In short, the problem is that what you buy is not commodities but futures on commodities that the portfolio manager is rolling over time. We sell the futures once they are at maturity and we buy new futures with the cash obtained. The problem is that the futures are always a bit more expensive than the spot price which means that statistically you loose money at each rotation. Sometimes you could win but usually you loose.


Thanks for the link and hint. Is this what you refer to called “negative roll yield” ?

Yes, the technical word is precisely *negative roll yield". The topic is quite well documented and has to do with the fact the markets are mostly in contango and less frequently in backwardation.

I see… having browsed through a few commodity ETFs I have noticed that some of them provide a sort of “protection” to this negative roll yield as well as speculation. Are these ETFs less affected by contago market price of futures?

For example, I cite below the index description text of the UBS ETF (IE) CMCI Composite SF UCITS ETF (USD) A-acc ETF (CCUSAS.SW):

“The UBS Bloomberg Constant Maturity Commodity Index extends beyond short dated futures contracts and diversifies investment across the maturity curve. By providing investors with access to “Constant Maturities”, it not only gives a more continuous exposure to the asset class and avoids the speculative activity that can surround monthly rolls of traditional indices, but can also minimize exposure to negative roll yield, making the index more representative of the underlying market price movements.”

Source: UBS ETF (IE) CMCI Composite SF UCITS ETF (USD) A-acc | 11926603 | UBS Switzerland

Bla Bla Bla…
A curve tells more than thousands words
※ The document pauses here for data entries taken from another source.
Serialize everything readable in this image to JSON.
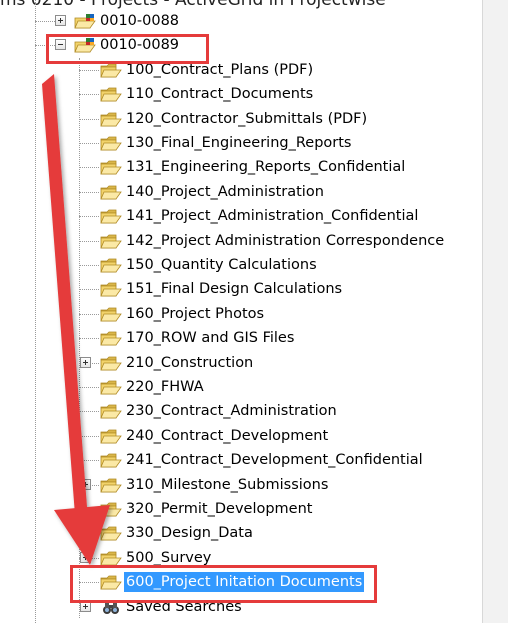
{
  "window": {
    "title": "ms 0210 - Projects - ActiveGrid in Projectwise"
  },
  "tree": {
    "projects": [
      {
        "label": "0010-0088",
        "expanded": false
      },
      {
        "label": "0010-0089",
        "expanded": true
      }
    ],
    "folders": [
      {
        "label": "100_Contract_Plans (PDF)",
        "has_children": false
      },
      {
        "label": "110_Contract_Documents",
        "has_children": false
      },
      {
        "label": "120_Contractor_Submittals (PDF)",
        "has_children": false
      },
      {
        "label": "130_Final_Engineering_Reports",
        "has_children": false
      },
      {
        "label": "131_Engineering_Reports_Confidential",
        "has_children": false
      },
      {
        "label": "140_Project_Administration",
        "has_children": false
      },
      {
        "label": "141_Project_Administration_Confidential",
        "has_children": false
      },
      {
        "label": "142_Project Administration Correspondence",
        "has_children": false
      },
      {
        "label": "150_Quantity Calculations",
        "has_children": false
      },
      {
        "label": "151_Final Design Calculations",
        "has_children": false
      },
      {
        "label": "160_Project Photos",
        "has_children": false
      },
      {
        "label": "170_ROW and GIS  Files",
        "has_children": false
      },
      {
        "label": "210_Construction",
        "has_children": true
      },
      {
        "label": "220_FHWA",
        "has_children": false
      },
      {
        "label": "230_Contract_Administration",
        "has_children": false
      },
      {
        "label": "240_Contract_Development",
        "has_children": false
      },
      {
        "label": "241_Contract_Development_Confidential",
        "has_children": false
      },
      {
        "label": "310_Milestone_Submissions",
        "has_children": true
      },
      {
        "label": "320_Permit_Development",
        "has_children": false
      },
      {
        "label": "330_Design_Data",
        "has_children": false
      },
      {
        "label": "500_Survey",
        "has_children": true
      },
      {
        "label": "600_Project Initation Documents",
        "has_children": false,
        "selected": true
      }
    ],
    "saved_searches": {
      "label": "Saved Searches"
    }
  },
  "colors": {
    "selection": "#3399ff",
    "annotation_red": "#e53b3b",
    "folder": "#f2d36b"
  },
  "icons": {
    "project": "project-folder-icon",
    "folder": "folder-icon",
    "saved_searches": "binoculars-icon",
    "expander": "plus-minus-expander-icon"
  }
}
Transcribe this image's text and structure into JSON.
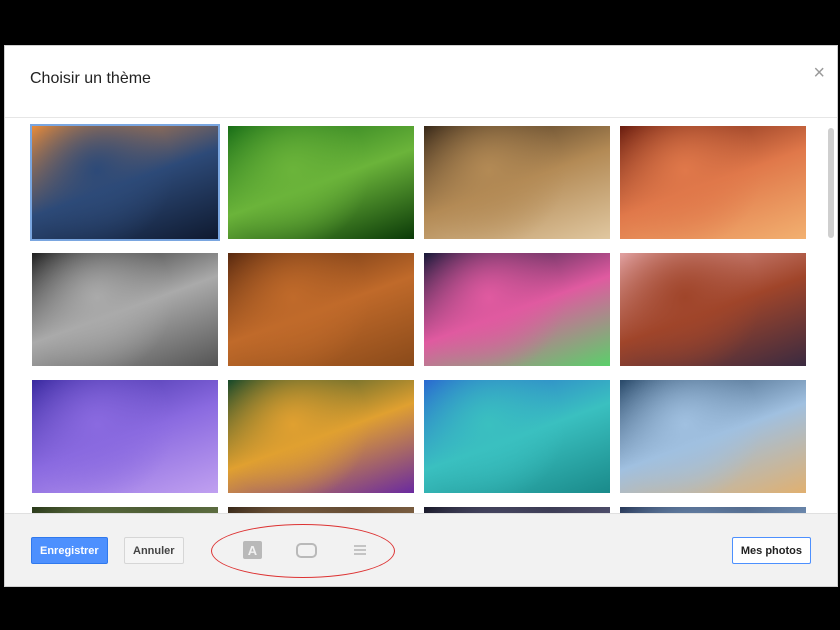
{
  "dialog": {
    "title": "Choisir un thème",
    "close_glyph": "×"
  },
  "thumbnails": [
    {
      "name": "sunset-mountains",
      "colors": [
        "#e68a3a",
        "#2d4a78",
        "#0f1a30"
      ],
      "selected": true
    },
    {
      "name": "caterpillar",
      "colors": [
        "#1a6f18",
        "#6bb43a",
        "#0b3a08"
      ],
      "selected": false
    },
    {
      "name": "chess-pieces",
      "colors": [
        "#3a2a1a",
        "#b38a55",
        "#e0c7a0"
      ],
      "selected": false
    },
    {
      "name": "red-canyon",
      "colors": [
        "#6b1e10",
        "#e0784a",
        "#f2b070"
      ],
      "selected": false
    },
    {
      "name": "metal-pipes",
      "colors": [
        "#222222",
        "#aaaaaa",
        "#555555"
      ],
      "selected": false
    },
    {
      "name": "autumn-leaves",
      "colors": [
        "#5a2a10",
        "#c06a2a",
        "#8a4a1a"
      ],
      "selected": false
    },
    {
      "name": "bokeh-lights",
      "colors": [
        "#1a1a3a",
        "#e05aa0",
        "#5ad06a"
      ],
      "selected": false
    },
    {
      "name": "river-canyon",
      "colors": [
        "#e0a0a0",
        "#a0452a",
        "#3a2a40"
      ],
      "selected": false
    },
    {
      "name": "jellyfish",
      "colors": [
        "#3a2aa0",
        "#8a6ae0",
        "#c0a0f0"
      ],
      "selected": false
    },
    {
      "name": "soap-bubble",
      "colors": [
        "#1a4a2a",
        "#e0a030",
        "#6a2aa0"
      ],
      "selected": false
    },
    {
      "name": "turquoise-lake",
      "colors": [
        "#2a6ad0",
        "#3ac0c0",
        "#1a8a8a"
      ],
      "selected": false
    },
    {
      "name": "beach-sky",
      "colors": [
        "#2a4a6a",
        "#a0c0e0",
        "#e0b070"
      ],
      "selected": false
    },
    {
      "name": "partial-1",
      "colors": [
        "#2a3a1a",
        "#6a7a4a",
        "#3a4a2a"
      ],
      "selected": false
    },
    {
      "name": "partial-2",
      "colors": [
        "#3a2a1a",
        "#8a6a4a",
        "#5a4a3a"
      ],
      "selected": false
    },
    {
      "name": "partial-3",
      "colors": [
        "#1a1a2a",
        "#5a5a7a",
        "#3a3a5a"
      ],
      "selected": false
    },
    {
      "name": "partial-4",
      "colors": [
        "#2a3a5a",
        "#7a9ac0",
        "#4a6a8a"
      ],
      "selected": false
    }
  ],
  "footer": {
    "save_label": "Enregistrer",
    "cancel_label": "Annuler",
    "my_photos_label": "Mes photos",
    "icons": [
      "text-color-icon",
      "speech-bubble-icon",
      "lines-icon"
    ],
    "text_icon_glyph": "A"
  },
  "colors": {
    "primary": "#4d90fe",
    "annotation": "#dd3333"
  }
}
The rise since the covid crisis is due to a shortage of natural ressources.
No, home office does not produce any steel.
But on the long run (for a typical passive investor) this product is mostly loosing value.
Happy investing!

Yeah, I see your point, short-term one might be able to get some profits out of commodities due to some external factors (e.g. pandemic) but on the long-term it does not make any sense for us passive and long-term investors as it is loosing money due to futures prices being mostly contango. I think I will simply stay away from commodities.

For the fun of it I found the “marketing” factsheet PDF regarding how the UBS Bloomberg CMCI index tries to tackle the negative roll yield issue:

I like the curve increasing for short duration but decreasing for longer duration.
In this example: A curve lies more than thousands words.

Yeah, it serves them quite well to have depicted that line in the graph 3 times longer for the price decrease (backwardation) than for the price increase (contango).

Also I don’t quite get the logic on the top right graph with the numbers 1 to 4 because based on their graph they show an example with buy in point 1 which is later in time (based on the X axis) than the sell point 3. It does not respect their time to expiration X axis… but maybe it’s me not understanding it.

This UBS fund doesn’t “tackle” roll yield. They are just reweighting monthly, roll small amounts frequently to avoid low liquidity issues, diversify across tenors for more diversified exposure and liquidity. Fine ideas but you will still run into the big problem of long term commodity exposure.

Roll yield is more complex than that Investopedia/UBS definition. You pay it every day while holding a futures contract not when rolling to a new one.

A better way of thinking about it is just as the cost of carry of the underlying commodity. If you are holding and rolling oil contracts in perpetuity then the implicit cost of storing that oil, insuring it, financing it, etc. is being deducted from the future contract value each day.

These markets are only really directionally tradeable with shorter term trends. For that you need to spend your career understanding global flows and probably be working at a big firm with insight into proprietary data.

As a retail/passive investor forget about commodities.


Thanks for your explanations, it is an interesting topic and always happy to learn something new. Although the digger I deep into this topic the less likely I find it a suitable investment for us all. The only way to get some return out of this asset class seems to be short-term and based on an external factor.